A trial of a relapse prevention strategy in women with bulimia nervosa who respond to cognitive-behavior therapy
Article first published online: 15 APR 2004
Copyright © 2004 Wiley Periodicals, Inc.
International Journal of Eating Disorders
Special Issue: Featuring Abstracts from the 2004 International Conference on Eating Disorders
Volume 35, Issue 4, pages 549–555, May 2004
How to Cite
Mitchell, J. E., Agras, W. S., Wilson, G. T., Halmi, K., Kraemer, H. and Crow, S. (2004), A trial of a relapse prevention strategy in women with bulimia nervosa who respond to cognitive-behavior therapy. Int. J. Eat. Disord., 35: 549–555. doi: 10.1002/eat.10265
- Issue published online: 15 APR 2004
- Article first published online: 15 APR 2004
- Manuscript Accepted: 14 JUN 2003
- relapse prevention;
- cognitive-behavior therapy;
- bulimia nervosa
This study examines a relapse prevention strategy for bulimia nervosa (BN). Subjects in a multicenter BN treatment trial who initially achieved abstinence after a course of cognitive-behavioral therapy (CBT) were told to recontact the clinic if they had a recurrence of symptoms or feared such a reoccurrence so that they could receive additional therapy visits.
At the end of CBT, subjects whose scores on the Eating Disorders Examination indicated that they were abstinent from binge eating and purging, and therefore considered to be treated successfully, were assigned randomly to follow-up only or to a crisis intervention model.

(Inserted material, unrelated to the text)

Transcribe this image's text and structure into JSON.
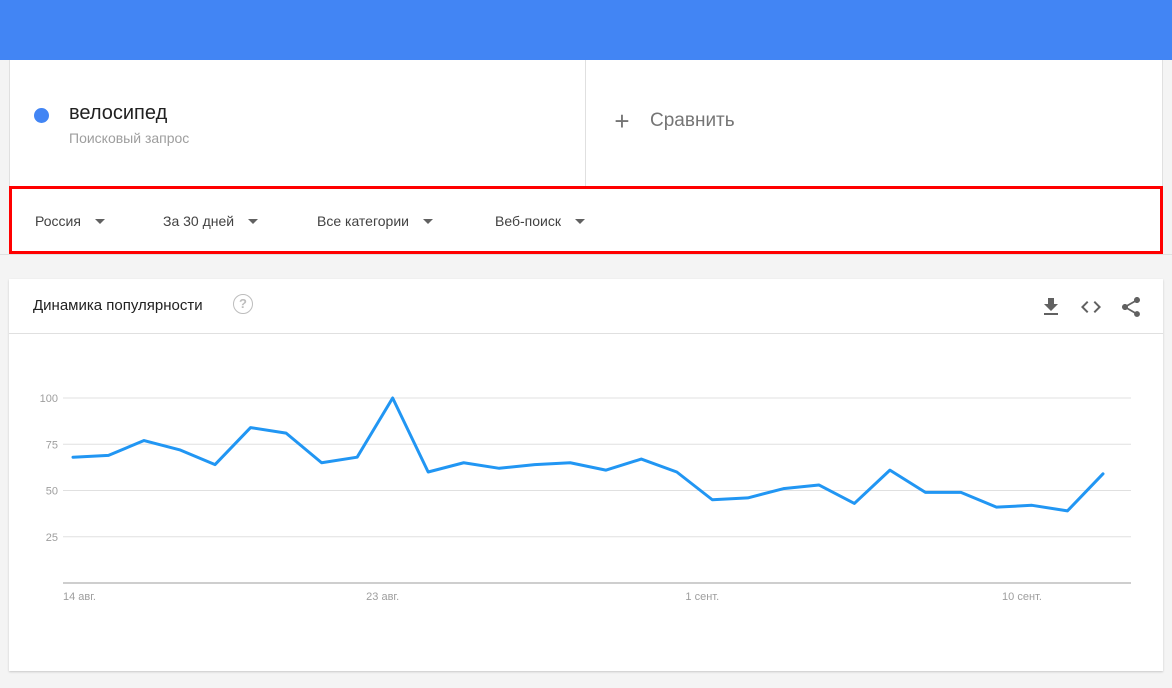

With the crisis intervention model, subjects would receive additional visits if needed.
None of the 30 subjects who relapsed during the follow-up sought additional treatment visits.

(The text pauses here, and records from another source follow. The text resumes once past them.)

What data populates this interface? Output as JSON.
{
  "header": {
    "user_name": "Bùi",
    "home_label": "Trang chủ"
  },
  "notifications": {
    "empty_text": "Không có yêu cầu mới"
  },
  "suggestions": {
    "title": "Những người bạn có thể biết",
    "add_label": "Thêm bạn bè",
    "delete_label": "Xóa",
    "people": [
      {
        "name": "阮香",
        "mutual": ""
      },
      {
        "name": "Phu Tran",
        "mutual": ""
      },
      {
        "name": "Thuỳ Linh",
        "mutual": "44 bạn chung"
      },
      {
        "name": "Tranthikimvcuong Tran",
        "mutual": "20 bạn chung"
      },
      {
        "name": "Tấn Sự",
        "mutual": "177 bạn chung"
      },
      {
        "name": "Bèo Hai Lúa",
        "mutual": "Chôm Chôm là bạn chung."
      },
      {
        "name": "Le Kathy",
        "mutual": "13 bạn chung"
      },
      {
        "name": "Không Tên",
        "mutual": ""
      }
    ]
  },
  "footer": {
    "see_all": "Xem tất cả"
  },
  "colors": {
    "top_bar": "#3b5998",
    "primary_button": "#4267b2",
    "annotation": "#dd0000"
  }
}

Simply telling patients with BN who appear to have been successfully treated to come back if they have additional problems, or fear that they are developing such problems, may be an ineffective relapse prevention technique. Alternative strategies, such as planned return visits or phone calls, should be considered as alternative relapse prevention strategies. © 2004 by Wiley Periodicals, Inc. Int J Eat Disord 35: 549–555, 2004.